> _EXERCISE MATERIALS_:
········

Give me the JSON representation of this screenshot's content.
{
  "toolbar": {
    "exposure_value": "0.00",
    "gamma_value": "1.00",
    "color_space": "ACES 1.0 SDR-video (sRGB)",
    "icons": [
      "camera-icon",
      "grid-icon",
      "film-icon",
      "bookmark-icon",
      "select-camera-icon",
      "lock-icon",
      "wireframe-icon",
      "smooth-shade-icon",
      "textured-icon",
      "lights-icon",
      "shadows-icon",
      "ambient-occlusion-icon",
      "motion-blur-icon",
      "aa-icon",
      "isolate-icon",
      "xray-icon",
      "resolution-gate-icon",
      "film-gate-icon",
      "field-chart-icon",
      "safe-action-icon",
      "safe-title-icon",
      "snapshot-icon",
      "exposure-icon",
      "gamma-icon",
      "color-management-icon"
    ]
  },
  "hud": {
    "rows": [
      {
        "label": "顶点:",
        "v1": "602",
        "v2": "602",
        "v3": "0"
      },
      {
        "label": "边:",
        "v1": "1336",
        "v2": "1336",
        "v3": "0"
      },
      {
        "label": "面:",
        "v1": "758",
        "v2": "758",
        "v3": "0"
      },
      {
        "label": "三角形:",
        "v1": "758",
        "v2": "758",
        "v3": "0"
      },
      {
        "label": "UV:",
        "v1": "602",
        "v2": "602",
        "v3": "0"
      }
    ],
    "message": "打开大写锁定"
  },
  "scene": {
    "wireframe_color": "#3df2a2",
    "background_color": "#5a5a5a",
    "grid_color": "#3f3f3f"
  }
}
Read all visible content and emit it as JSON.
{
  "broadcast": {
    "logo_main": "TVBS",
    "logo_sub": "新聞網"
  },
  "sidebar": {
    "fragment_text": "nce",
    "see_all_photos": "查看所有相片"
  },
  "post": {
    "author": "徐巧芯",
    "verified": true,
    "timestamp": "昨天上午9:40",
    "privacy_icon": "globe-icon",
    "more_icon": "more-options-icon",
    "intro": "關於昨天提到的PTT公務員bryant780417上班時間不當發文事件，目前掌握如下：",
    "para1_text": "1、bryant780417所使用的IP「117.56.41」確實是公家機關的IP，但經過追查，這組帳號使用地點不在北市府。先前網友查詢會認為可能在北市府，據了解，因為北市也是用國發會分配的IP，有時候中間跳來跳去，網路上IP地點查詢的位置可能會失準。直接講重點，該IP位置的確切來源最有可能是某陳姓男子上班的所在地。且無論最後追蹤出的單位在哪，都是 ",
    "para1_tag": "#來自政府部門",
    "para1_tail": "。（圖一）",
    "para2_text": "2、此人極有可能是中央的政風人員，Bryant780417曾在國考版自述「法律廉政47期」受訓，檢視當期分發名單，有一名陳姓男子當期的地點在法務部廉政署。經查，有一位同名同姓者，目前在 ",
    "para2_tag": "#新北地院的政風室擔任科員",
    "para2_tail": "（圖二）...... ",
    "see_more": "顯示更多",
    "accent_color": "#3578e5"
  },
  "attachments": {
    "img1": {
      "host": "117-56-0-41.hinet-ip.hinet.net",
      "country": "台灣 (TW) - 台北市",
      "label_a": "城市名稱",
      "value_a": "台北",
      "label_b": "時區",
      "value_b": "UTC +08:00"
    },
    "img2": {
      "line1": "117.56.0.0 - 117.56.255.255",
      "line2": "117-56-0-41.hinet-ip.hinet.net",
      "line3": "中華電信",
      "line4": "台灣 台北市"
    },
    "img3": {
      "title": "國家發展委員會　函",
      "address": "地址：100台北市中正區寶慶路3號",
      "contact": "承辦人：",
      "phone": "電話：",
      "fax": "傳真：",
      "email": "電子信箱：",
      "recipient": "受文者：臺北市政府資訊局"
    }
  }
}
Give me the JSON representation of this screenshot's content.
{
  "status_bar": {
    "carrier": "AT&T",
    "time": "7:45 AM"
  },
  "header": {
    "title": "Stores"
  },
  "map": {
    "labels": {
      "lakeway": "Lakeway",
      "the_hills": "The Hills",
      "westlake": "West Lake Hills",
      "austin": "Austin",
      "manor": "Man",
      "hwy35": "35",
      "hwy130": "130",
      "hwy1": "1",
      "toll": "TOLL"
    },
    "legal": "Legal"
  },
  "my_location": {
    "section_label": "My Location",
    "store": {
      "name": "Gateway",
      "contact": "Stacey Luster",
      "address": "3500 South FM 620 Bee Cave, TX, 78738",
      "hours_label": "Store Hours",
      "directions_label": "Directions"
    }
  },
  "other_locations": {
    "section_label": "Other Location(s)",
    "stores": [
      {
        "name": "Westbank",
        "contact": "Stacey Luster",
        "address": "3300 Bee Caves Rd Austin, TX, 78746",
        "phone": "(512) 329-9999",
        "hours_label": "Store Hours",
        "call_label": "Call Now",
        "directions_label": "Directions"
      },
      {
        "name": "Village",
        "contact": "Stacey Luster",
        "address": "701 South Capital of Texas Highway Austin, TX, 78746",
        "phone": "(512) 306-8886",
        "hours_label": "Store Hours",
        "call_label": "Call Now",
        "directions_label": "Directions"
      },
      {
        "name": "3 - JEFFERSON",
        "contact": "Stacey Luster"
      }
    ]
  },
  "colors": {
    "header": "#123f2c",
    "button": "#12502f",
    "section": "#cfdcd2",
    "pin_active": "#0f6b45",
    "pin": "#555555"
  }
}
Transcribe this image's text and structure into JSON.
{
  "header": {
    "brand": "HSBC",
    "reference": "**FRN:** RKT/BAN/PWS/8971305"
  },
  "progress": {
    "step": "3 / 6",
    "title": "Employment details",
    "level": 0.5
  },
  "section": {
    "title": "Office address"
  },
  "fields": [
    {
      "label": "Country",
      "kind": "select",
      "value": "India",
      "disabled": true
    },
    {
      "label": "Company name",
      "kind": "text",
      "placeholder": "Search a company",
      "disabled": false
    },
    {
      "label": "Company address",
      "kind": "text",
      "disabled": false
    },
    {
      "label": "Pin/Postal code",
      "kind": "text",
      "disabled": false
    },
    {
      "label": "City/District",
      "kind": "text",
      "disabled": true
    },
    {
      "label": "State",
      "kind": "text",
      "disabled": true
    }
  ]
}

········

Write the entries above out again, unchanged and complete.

Give me the JSON representation of this screenshot's content.
{
  "toolbar": {
    "exposure_value": "0.00",
    "gamma_value": "1.00",
    "color_space": "ACES 1.0 SDR-video (sRGB)",
    "icons": [
      "camera-icon",
      "grid-icon",
      "film-icon",
      "bookmark-icon",
      "select-camera-icon",
      "lock-icon",
      "wireframe-icon",
      "smooth-shade-icon",
      "textured-icon",
      "lights-icon",
      "shadows-icon",
      "ambient-occlusion-icon",
      "motion-blur-icon",
      "aa-icon",
      "isolate-icon",
      "xray-icon",
      "resolution-gate-icon",
      "film-gate-icon",
      "field-chart-icon",
      "safe-action-icon",
      "safe-title-icon",
      "snapshot-icon",
      "exposure-icon",
      "gamma-icon",
      "color-management-icon"
    ]
  },
  "hud": {
    "rows": [
      {
        "label": "顶点:",
        "v1": "602",
        "v2": "602",
        "v3": "0"
      },
      {
        "label": "边:",
        "v1": "1336",
        "v2": "1336",
        "v3": "0"
      },
      {
        "label": "面:",
        "v1": "758",
        "v2": "758",
        "v3": "0"
      },
      {
        "label": "三角形:",
        "v1": "758",
        "v2": "758",
        "v3": "0"
      },
      {
        "label": "UV:",
        "v1": "602",
        "v2": "602",
        "v3": "0"
      }
    ],
    "message": "打开大写锁定"
  },
  "scene": {
    "wireframe_color": "#3df2a2",
    "background_color": "#5a5a5a",
    "grid_color": "#3f3f3f"
  }
}
Read all visible content and emit it as JSON.
{
  "broadcast": {
    "logo_main": "TVBS",
    "logo_sub": "新聞網"
  },
  "sidebar": {
    "fragment_text": "nce",
    "see_all_photos": "查看所有相片"
  },
  "post": {
    "author": "徐巧芯",
    "verified": true,
    "timestamp": "昨天上午9:40",
    "privacy_icon": "globe-icon",
    "more_icon": "more-options-icon",
    "intro": "關於昨天提到的PTT公務員bryant780417上班時間不當發文事件，目前掌握如下：",
    "para1_text": "1、bryant780417所使用的IP「117.56.41」確實是公家機關的IP，但經過追查，這組帳號使用地點不在北市府。先前網友查詢會認為可能在北市府，據了解，因為北市也是用國發會分配的IP，有時候中間跳來跳去，網路上IP地點查詢的位置可能會失準。直接講重點，該IP位置的確切來源最有可能是某陳姓男子上班的所在地。且無論最後追蹤出的單位在哪，都是 ",
    "para1_tag": "#來自政府部門",
    "para1_tail": "。（圖一）",
    "para2_text": "2、此人極有可能是中央的政風人員，Bryant780417曾在國考版自述「法律廉政47期」受訓，檢視當期分發名單，有一名陳姓男子當期的地點在法務部廉政署。經查，有一位同名同姓者，目前在 ",
    "para2_tag": "#新北地院的政風室擔任科員",
    "para2_tail": "（圖二）...... ",
    "see_more": "顯示更多",
    "accent_color": "#3578e5"
  },
  "attachments": {
    "img1": {
      "host": "117-56-0-41.hinet-ip.hinet.net",
      "country": "台灣 (TW) - 台北市",
      "label_a": "城市名稱",
      "value_a": "台北",
      "label_b": "時區",
      "value_b": "UTC +08:00"
    },
    "img2": {
      "line1": "117.56.0.0 - 117.56.255.255",
      "line2": "117-56-0-41.hinet-ip.hinet.net",
      "line3": "中華電信",
      "line4": "台灣 台北市"
    },
    "img3": {
      "title": "國家發展委員會　函",
      "address": "地址：100台北市中正區寶慶路3號",
      "contact": "承辦人：",
      "phone": "電話：",
      "fax": "傳真：",
      "email": "電子信箱：",
      "recipient": "受文者：臺北市政府資訊局"
    }
  }
}
Give me the JSON representation of this screenshot's content.
{
  "status_bar": {
    "carrier": "AT&T",
    "time": "7:45 AM"
  },
  "header": {
    "title": "Stores"
  },
  "map": {
    "labels": {
      "lakeway": "Lakeway",
      "the_hills": "The Hills",
      "westlake": "West Lake Hills",
      "austin": "Austin",
      "manor": "Man",
      "hwy35": "35",
      "hwy130": "130",
      "hwy1": "1",
      "toll": "TOLL"
    },
    "legal": "Legal"
  },
  "my_location": {
    "section_label": "My Location",
    "store": {
      "name": "Gateway",
      "contact": "Stacey Luster",
      "address": "3500 South FM 620 Bee Cave, TX, 78738",
      "hours_label": "Store Hours",
      "directions_label": "Directions"
    }
  },
  "other_locations": {
    "section_label": "Other Location(s)",
    "stores": [
      {
        "name": "Westbank",
        "contact": "Stacey Luster",
        "address": "3300 Bee Caves Rd Austin, TX, 78746",
        "phone": "(512) 329-9999",
        "hours_label": "Store Hours",
        "call_label": "Call Now",
        "directions_label": "Directions"
      },
      {
        "name": "Village",
        "contact": "Stacey Luster",
        "address": "701 South Capital of Texas Highway Austin, TX, 78746",
        "phone": "(512) 306-8886",
        "hours_label": "Store Hours",
        "call_label": "Call Now",
        "directions_label": "Directions"
      },
      {
        "name": "3 - JEFFERSON",
        "contact": "Stacey Luster"
      }
    ]
  },
  "colors": {
    "header": "#123f2c",
    "button": "#12502f",
    "section": "#cfdcd2",
    "pin_active": "#0f6b45",
    "pin": "#555555"
  }
}
Transcribe this image's text and structure into JSON.
{
  "header": {
    "brand": "HSBC",
    "reference": "**FRN:** RKT/BAN/PWS/8971305"
  },
  "progress": {
    "step": "3 / 6",
    "title": "Employment details",
    "level": 0.5
  },
  "section": {
    "title": "Office address"
  },
  "fields": [
    {
      "label": "Country",
      "kind": "select",
      "value": "India",
      "disabled": true
    },
    {
      "label": "Company name",
      "kind": "text",
      "placeholder": "Search a company",
      "disabled": false
    },
    {
      "label": "Company address",
      "kind": "text",
      "disabled": false
    },
    {
      "label": "Pin/Postal code",
      "kind": "text",
      "disabled": false
    },
    {
      "label": "City/District",
      "kind": "text",
      "disabled": true
    },
    {
      "label": "State",
      "kind": "text",
      "disabled": true
    }
  ]
}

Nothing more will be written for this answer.